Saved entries
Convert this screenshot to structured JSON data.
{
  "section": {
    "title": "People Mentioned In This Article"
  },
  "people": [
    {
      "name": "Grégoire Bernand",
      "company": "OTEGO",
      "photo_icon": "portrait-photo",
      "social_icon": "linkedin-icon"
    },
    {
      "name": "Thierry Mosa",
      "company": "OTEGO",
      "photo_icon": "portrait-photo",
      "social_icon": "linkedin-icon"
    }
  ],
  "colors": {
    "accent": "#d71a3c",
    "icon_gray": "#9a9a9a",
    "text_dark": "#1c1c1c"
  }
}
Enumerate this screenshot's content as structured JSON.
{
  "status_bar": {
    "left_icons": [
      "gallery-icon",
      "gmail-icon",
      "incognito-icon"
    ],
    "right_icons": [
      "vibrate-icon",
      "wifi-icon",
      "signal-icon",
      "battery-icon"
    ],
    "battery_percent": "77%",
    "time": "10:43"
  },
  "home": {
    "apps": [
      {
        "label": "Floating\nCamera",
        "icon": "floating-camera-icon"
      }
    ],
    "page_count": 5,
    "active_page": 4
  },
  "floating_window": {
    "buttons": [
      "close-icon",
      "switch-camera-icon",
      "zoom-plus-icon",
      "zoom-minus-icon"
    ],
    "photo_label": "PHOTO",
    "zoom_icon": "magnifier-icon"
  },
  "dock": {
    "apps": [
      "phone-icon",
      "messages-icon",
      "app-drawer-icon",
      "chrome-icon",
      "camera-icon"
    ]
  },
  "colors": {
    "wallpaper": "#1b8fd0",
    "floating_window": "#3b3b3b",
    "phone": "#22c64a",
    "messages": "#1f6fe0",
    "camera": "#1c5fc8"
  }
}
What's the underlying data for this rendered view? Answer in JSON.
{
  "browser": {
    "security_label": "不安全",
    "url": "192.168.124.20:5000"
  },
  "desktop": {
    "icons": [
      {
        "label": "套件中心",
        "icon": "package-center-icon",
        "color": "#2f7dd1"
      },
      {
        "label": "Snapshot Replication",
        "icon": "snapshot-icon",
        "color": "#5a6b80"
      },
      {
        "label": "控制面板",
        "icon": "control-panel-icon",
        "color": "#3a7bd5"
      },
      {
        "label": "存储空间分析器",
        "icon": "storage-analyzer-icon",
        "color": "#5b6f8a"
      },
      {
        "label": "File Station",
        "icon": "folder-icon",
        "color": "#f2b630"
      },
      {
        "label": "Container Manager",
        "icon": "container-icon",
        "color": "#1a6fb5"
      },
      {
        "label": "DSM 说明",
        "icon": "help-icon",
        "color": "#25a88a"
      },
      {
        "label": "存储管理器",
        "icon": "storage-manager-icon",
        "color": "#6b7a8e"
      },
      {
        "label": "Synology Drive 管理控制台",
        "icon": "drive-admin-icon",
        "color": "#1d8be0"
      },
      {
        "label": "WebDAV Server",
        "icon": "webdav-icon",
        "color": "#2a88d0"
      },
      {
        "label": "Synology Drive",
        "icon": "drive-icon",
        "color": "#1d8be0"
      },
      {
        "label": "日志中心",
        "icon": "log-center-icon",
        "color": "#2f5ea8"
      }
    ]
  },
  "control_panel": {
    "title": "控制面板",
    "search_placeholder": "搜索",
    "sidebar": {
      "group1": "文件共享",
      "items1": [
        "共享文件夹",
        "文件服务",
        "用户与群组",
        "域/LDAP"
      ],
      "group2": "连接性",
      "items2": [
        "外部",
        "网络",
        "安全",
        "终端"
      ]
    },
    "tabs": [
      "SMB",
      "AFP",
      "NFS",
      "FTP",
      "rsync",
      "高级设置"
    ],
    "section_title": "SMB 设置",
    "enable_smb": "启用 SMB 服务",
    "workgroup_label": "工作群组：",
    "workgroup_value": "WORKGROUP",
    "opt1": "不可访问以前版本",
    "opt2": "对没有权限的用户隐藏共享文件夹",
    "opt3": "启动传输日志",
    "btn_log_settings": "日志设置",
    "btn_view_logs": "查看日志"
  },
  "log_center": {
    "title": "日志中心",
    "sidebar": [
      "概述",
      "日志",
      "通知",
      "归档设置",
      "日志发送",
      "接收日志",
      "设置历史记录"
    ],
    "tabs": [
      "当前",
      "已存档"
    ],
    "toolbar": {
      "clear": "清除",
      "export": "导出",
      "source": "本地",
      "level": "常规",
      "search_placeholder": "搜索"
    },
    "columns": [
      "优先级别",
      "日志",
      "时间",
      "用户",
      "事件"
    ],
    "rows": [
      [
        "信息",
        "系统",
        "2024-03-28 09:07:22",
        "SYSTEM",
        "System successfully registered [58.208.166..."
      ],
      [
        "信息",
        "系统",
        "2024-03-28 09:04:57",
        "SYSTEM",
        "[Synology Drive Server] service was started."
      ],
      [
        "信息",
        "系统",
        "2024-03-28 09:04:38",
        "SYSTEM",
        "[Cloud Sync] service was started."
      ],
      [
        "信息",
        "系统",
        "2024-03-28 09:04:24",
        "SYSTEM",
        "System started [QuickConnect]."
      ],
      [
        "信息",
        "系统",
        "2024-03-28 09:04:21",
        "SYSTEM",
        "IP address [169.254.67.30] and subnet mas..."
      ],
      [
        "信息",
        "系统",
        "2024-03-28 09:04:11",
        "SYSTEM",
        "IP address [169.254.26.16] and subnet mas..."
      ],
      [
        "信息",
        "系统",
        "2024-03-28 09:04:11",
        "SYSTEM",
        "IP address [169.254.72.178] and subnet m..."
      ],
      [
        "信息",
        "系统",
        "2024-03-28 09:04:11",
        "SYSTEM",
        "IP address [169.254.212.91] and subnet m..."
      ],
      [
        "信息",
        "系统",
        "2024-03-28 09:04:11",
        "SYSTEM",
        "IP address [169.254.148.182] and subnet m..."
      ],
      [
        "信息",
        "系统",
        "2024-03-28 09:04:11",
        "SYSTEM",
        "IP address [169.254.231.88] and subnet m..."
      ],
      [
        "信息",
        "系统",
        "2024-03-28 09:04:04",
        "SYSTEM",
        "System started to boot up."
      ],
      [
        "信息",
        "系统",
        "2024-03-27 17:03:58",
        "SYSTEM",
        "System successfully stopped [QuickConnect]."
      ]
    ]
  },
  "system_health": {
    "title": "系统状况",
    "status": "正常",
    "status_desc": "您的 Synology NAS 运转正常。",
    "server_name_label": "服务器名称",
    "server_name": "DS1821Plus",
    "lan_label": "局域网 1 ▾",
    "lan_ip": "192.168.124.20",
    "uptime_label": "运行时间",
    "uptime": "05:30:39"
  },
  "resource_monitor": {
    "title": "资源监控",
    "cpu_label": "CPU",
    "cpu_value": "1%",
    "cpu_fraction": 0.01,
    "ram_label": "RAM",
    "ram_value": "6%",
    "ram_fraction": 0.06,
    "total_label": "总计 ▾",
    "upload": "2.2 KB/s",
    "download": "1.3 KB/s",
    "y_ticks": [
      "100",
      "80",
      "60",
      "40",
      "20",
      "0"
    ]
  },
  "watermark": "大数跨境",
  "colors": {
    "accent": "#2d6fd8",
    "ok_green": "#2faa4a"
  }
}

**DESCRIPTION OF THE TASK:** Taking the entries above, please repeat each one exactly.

**EXERCISE OUTPUT:**
Convert this screenshot to structured JSON data.
{
  "section": {
    "title": "People Mentioned In This Article"
  },
  "people": [
    {
      "name": "Grégoire Bernand",
      "company": "OTEGO",
      "photo_icon": "portrait-photo",
      "social_icon": "linkedin-icon"
    },
    {
      "name": "Thierry Mosa",
      "company": "OTEGO",
      "photo_icon": "portrait-photo",
      "social_icon": "linkedin-icon"
    }
  ],
  "colors": {
    "accent": "#d71a3c",
    "icon_gray": "#9a9a9a",
    "text_dark": "#1c1c1c"
  }
}
Enumerate this screenshot's content as structured JSON.
{
  "status_bar": {
    "left_icons": [
      "gallery-icon",
      "gmail-icon",
      "incognito-icon"
    ],
    "right_icons": [
      "vibrate-icon",
      "wifi-icon",
      "signal-icon",
      "battery-icon"
    ],
    "battery_percent": "77%",
    "time": "10:43"
  },
  "home": {
    "apps": [
      {
        "label": "Floating\nCamera",
        "icon": "floating-camera-icon"
      }
    ],
    "page_count": 5,
    "active_page": 4
  },
  "floating_window": {
    "buttons": [
      "close-icon",
      "switch-camera-icon",
      "zoom-plus-icon",
      "zoom-minus-icon"
    ],
    "photo_label": "PHOTO",
    "zoom_icon": "magnifier-icon"
  },
  "dock": {
    "apps": [
      "phone-icon",
      "messages-icon",
      "app-drawer-icon",
      "chrome-icon",
      "camera-icon"
    ]
  },
  "colors": {
    "wallpaper": "#1b8fd0",
    "floating_window": "#3b3b3b",
    "phone": "#22c64a",
    "messages": "#1f6fe0",
    "camera": "#1c5fc8"
  }
}
What's the underlying data for this rendered view? Answer in JSON.
{
  "browser": {
    "security_label": "不安全",
    "url": "192.168.124.20:5000"
  },
  "desktop": {
    "icons": [
      {
        "label": "套件中心",
        "icon": "package-center-icon",
        "color": "#2f7dd1"
      },
      {
        "label": "Snapshot Replication",
        "icon": "snapshot-icon",
        "color": "#5a6b80"
      },
      {
        "label": "控制面板",
        "icon": "control-panel-icon",
        "color": "#3a7bd5"
      },
      {
        "label": "存储空间分析器",
        "icon": "storage-analyzer-icon",
        "color": "#5b6f8a"
      },
      {
        "label": "File Station",
        "icon": "folder-icon",
        "color": "#f2b630"
      },
      {
        "label": "Container Manager",
        "icon": "container-icon",
        "color": "#1a6fb5"
      },
      {
        "label": "DSM 说明",
        "icon": "help-icon",
        "color": "#25a88a"
      },
      {
        "label": "存储管理器",
        "icon": "storage-manager-icon",
        "color": "#6b7a8e"
      },
      {
        "label": "Synology Drive 管理控制台",
        "icon": "drive-admin-icon",
        "color": "#1d8be0"
      },
      {
        "label": "WebDAV Server",
        "icon": "webdav-icon",
        "color": "#2a88d0"
      },
      {
        "label": "Synology Drive",
        "icon": "drive-icon",
        "color": "#1d8be0"
      },
      {
        "label": "日志中心",
        "icon": "log-center-icon",
        "color": "#2f5ea8"
      }
    ]
  },
  "control_panel": {
    "title": "控制面板",
    "search_placeholder": "搜索",
    "sidebar": {
      "group1": "文件共享",
      "items1": [
        "共享文件夹",
        "文件服务",
        "用户与群组",
        "域/LDAP"
      ],
      "group2": "连接性",
      "items2": [
        "外部",
        "网络",
        "安全",
        "终端"
      ]
    },
    "tabs": [
      "SMB",
      "AFP",
      "NFS",
      "FTP",
      "rsync",
      "高级设置"
    ],
    "section_title": "SMB 设置",
    "enable_smb": "启用 SMB 服务",
    "workgroup_label": "工作群组：",
    "workgroup_value": "WORKGROUP",
    "opt1": "不可访问以前版本",
    "opt2": "对没有权限的用户隐藏共享文件夹",
    "opt3": "启动传输日志",
    "btn_log_settings": "日志设置",
    "btn_view_logs": "查看日志"
  },
  "log_center": {
    "title": "日志中心",
    "sidebar": [
      "概述",
      "日志",
      "通知",
      "归档设置",
      "日志发送",
      "接收日志",
      "设置历史记录"
    ],
    "tabs": [
      "当前",
      "已存档"
    ],
    "toolbar": {
      "clear": "清除",
      "export": "导出",
      "source": "本地",
      "level": "常规",
      "search_placeholder": "搜索"
    },
    "columns": [
      "优先级别",
      "日志",
      "时间",
      "用户",
      "事件"
    ],
    "rows": [
      [
        "信息",
        "系统",
        "2024-03-28 09:07:22",
        "SYSTEM",
        "System successfully registered [58.208.166..."
      ],
      [
        "信息",
        "系统",
        "2024-03-28 09:04:57",
        "SYSTEM",
        "[Synology Drive Server] service was started."
      ],
      [
        "信息",
        "系统",
        "2024-03-28 09:04:38",
        "SYSTEM",
        "[Cloud Sync] service was started."
      ],
      [
        "信息",
        "系统",
        "2024-03-28 09:04:24",
        "SYSTEM",
        "System started [QuickConnect]."
      ],
      [
        "信息",
        "系统",
        "2024-03-28 09:04:21",
        "SYSTEM",
        "IP address [169.254.67.30] and subnet mas..."
      ],
      [
        "信息",
        "系统",
        "2024-03-28 09:04:11",
        "SYSTEM",
        "IP address [169.254.26.16] and subnet mas..."
      ],
      [
        "信息",
        "系统",
        "2024-03-28 09:04:11",
        "SYSTEM",
        "IP address [169.254.72.178] and subnet m..."
      ],
      [
        "信息",
        "系统",
        "2024-03-28 09:04:11",
        "SYSTEM",
        "IP address [169.254.212.91] and subnet m..."
      ],
      [
        "信息",
        "系统",
        "2024-03-28 09:04:11",
        "SYSTEM",
        "IP address [169.254.148.182] and subnet m..."
      ],
      [
        "信息",
        "系统",
        "2024-03-28 09:04:11",
        "SYSTEM",
        "IP address [169.254.231.88] and subnet m..."
      ],
      [
        "信息",
        "系统",
        "2024-03-28 09:04:04",
        "SYSTEM",
        "System started to boot up."
      ],
      [
        "信息",
        "系统",
        "2024-03-27 17:03:58",
        "SYSTEM",
        "System successfully stopped [QuickConnect]."
      ]
    ]
  },
  "system_health": {
    "title": "系统状况",
    "status": "正常",
    "status_desc": "您的 Synology NAS 运转正常。",
    "server_name_label": "服务器名称",
    "server_name": "DS1821Plus",
    "lan_label": "局域网 1 ▾",
    "lan_ip": "192.168.124.20",
    "uptime_label": "运行时间",
    "uptime": "05:30:39"
  },
  "resource_monitor": {
    "title": "资源监控",
    "cpu_label": "CPU",
    "cpu_value": "1%",
    "cpu_fraction": 0.01,
    "ram_label": "RAM",
    "ram_value": "6%",
    "ram_fraction": 0.06,
    "total_label": "总计 ▾",
    "upload": "2.2 KB/s",
    "download": "1.3 KB/s",
    "y_ticks": [
      "100",
      "80",
      "60",
      "40",
      "20",
      "0"
    ]
  },
  "watermark": "大数跨境",
  "colors": {
    "accent": "#2d6fd8",
    "ok_green": "#2faa4a"
  }
}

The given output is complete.